Only websites that pass Facebook's bar for avoiding clickbait, not spreading hate speech and misinformation will be selected. And they will be "continually" checked to make sure that the criteria for inclusion are being met. It'll be interesting to see how the interaction of news on Facebook's community standards affects inclusion, especially for topics Facebook -- like nudity -- finds problematic.
In a blog post, the company's news team explains that the service won't rely upon algorithms alone, but human curation. The Today's Stories panel, for instance, will be picking long form and originally reported pieces, according to "publicly available guidelines." Rules for what can, and can't, be included will be published on Facebook News, so people can see how moderators make their decisions.
The initial test will focus on large cities and metro areas, including New York, LA, Chicago, Dallas Forth Worth, Philadelphia, DC, Miami, Houston, Atlanta and Boston. Local newspapers in those areas will get preferential access to the platform, it appears, as part of Facebook's drive to highlight local reporting. And the rollout will continue across the US for, at least, the foreseeable future.

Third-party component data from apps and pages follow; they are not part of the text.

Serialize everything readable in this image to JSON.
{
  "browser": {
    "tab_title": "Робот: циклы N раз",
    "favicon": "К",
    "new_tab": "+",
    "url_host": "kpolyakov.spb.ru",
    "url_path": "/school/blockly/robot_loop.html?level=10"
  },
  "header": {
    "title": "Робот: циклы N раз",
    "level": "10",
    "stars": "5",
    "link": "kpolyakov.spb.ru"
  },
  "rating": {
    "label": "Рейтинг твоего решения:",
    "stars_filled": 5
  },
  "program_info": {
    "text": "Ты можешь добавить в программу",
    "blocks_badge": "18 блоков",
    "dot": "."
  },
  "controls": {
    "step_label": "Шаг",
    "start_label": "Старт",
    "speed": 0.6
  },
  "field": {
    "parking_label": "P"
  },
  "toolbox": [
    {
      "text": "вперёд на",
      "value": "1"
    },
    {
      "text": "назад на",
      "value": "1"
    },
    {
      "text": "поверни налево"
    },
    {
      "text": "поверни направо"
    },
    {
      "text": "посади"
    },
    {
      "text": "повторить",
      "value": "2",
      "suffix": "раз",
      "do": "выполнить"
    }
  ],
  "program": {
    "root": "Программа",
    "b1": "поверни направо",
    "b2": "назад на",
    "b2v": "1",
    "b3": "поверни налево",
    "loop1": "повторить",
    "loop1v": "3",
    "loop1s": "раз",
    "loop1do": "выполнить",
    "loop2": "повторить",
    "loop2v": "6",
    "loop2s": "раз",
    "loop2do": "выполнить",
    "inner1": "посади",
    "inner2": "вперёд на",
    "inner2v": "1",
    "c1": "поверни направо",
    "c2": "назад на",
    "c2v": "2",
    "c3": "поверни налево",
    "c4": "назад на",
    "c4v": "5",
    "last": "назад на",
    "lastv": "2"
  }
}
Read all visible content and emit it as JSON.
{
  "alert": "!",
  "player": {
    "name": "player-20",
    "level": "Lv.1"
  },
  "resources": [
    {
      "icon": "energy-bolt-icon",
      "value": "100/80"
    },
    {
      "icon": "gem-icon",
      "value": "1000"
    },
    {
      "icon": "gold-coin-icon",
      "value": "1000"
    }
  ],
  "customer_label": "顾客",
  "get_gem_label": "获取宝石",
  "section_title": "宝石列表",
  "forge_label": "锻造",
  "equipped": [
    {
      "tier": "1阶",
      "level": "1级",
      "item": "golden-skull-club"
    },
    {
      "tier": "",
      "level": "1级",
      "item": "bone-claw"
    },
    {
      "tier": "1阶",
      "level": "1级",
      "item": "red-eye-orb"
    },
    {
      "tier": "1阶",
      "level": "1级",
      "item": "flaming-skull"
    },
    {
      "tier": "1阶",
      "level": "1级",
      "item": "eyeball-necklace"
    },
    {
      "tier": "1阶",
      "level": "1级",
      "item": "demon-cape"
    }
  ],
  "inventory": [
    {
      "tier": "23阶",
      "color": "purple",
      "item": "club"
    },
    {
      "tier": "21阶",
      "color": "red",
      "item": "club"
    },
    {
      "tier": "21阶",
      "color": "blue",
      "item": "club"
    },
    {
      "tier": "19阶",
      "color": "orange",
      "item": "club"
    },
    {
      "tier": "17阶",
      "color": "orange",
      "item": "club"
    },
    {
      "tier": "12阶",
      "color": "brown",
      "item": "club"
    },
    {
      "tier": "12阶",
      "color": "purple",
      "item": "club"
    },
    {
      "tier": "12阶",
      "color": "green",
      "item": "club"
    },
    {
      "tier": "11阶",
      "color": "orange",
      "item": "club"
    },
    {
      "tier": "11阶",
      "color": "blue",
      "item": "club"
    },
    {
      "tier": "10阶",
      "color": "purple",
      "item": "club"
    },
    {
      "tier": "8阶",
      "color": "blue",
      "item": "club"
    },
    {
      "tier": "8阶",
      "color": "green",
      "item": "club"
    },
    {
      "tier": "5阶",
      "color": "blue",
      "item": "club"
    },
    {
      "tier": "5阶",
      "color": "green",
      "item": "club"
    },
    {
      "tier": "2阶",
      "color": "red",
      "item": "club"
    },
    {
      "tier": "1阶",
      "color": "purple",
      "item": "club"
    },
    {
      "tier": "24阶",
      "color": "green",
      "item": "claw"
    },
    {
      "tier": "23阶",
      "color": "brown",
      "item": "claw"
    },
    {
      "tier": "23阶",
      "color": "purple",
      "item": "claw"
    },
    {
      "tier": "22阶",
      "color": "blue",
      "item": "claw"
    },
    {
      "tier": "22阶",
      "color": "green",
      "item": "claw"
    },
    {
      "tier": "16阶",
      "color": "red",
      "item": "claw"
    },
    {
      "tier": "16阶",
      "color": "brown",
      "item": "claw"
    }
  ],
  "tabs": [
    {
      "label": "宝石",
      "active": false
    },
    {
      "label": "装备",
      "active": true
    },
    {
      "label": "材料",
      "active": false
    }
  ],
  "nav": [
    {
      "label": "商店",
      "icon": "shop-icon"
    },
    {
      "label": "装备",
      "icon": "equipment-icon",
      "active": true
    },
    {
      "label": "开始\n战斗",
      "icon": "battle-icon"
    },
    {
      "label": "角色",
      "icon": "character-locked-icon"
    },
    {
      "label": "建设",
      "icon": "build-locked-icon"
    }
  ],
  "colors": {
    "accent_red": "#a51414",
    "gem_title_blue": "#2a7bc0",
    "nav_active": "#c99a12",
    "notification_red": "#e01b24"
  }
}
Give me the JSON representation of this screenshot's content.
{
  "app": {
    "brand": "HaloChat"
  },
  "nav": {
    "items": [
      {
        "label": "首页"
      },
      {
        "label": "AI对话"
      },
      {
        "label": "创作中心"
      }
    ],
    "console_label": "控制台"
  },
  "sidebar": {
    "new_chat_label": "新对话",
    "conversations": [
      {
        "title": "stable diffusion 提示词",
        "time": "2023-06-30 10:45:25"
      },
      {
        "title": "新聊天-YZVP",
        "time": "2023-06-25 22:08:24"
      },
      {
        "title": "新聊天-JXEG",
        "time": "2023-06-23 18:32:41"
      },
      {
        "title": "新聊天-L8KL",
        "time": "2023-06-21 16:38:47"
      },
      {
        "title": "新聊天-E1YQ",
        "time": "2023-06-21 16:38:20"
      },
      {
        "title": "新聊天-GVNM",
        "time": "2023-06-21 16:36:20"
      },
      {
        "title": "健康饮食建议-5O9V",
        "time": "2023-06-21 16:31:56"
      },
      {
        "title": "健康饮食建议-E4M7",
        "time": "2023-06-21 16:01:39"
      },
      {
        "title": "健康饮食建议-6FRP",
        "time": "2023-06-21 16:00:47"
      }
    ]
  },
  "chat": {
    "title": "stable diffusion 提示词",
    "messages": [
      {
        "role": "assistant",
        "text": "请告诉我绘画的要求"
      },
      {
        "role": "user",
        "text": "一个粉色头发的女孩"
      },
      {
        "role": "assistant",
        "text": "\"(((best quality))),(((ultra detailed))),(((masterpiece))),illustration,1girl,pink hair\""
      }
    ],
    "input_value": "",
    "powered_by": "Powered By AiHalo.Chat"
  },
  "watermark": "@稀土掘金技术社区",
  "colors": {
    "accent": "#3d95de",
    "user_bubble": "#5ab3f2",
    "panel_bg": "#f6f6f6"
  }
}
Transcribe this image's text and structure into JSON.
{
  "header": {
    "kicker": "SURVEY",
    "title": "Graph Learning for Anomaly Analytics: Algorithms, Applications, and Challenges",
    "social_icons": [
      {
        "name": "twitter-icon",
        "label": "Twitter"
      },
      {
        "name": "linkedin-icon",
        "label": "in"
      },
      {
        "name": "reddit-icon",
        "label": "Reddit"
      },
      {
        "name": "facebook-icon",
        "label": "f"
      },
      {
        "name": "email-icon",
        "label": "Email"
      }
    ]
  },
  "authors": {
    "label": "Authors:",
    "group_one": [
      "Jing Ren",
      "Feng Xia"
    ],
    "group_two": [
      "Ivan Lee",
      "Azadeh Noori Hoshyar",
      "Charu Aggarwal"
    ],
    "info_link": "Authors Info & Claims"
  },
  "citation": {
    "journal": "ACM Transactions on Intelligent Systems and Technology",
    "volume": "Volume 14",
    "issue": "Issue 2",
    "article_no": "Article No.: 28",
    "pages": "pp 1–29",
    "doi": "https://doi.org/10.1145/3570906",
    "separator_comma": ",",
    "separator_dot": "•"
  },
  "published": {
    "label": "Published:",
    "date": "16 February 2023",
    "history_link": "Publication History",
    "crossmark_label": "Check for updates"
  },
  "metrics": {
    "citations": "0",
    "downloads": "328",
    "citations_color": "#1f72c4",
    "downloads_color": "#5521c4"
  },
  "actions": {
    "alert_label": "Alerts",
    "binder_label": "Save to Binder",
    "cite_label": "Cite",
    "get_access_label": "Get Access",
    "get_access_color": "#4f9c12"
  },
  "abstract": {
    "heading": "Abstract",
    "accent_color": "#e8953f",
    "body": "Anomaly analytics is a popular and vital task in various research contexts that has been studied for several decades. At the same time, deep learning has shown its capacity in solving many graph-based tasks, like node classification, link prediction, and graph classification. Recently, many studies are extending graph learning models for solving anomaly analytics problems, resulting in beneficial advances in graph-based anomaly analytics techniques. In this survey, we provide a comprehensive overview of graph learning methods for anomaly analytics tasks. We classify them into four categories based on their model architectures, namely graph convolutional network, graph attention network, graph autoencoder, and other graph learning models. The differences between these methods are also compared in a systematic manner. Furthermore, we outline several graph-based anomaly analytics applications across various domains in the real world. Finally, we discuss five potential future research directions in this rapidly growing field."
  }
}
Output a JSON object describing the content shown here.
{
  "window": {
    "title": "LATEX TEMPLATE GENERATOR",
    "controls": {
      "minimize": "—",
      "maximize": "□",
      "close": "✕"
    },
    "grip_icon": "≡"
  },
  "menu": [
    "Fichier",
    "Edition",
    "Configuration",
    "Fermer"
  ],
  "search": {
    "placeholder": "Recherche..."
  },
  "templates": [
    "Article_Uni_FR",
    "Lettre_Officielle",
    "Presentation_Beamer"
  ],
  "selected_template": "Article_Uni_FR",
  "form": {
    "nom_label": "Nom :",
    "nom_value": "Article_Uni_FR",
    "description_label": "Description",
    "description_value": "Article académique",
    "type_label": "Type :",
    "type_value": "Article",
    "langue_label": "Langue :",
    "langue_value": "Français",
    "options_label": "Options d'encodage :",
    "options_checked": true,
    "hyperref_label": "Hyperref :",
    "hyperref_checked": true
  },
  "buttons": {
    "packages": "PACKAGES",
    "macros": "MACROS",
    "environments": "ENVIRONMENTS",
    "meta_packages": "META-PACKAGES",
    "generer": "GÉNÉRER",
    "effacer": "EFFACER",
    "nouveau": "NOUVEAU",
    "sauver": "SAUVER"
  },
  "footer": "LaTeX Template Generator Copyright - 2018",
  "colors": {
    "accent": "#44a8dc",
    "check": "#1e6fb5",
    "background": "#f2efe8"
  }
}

Back in 2016, Facebook was criticized after reports emerged that its human moderators were suppressing stories. Two years later, the company would kill off its Trending News section entirely, saying that it would be replaced by a new news product in the future. Since then, Facebook's role in the distribution of misinformation has come under sustained scrutiny from both sides of the aisle.
And, before it even launched, Facebook News has already raised heckles amongst some of the larger news publishers. A few days ago, the Financial Times reported that the site will compensate Condé Nast and Dow Jones for the use of their content. But Reuters and the Associated Press claim that they have not been promised any money. Not to mention that the site has prior form when it comes to its dealings with news publications that leave the latter out of pocket.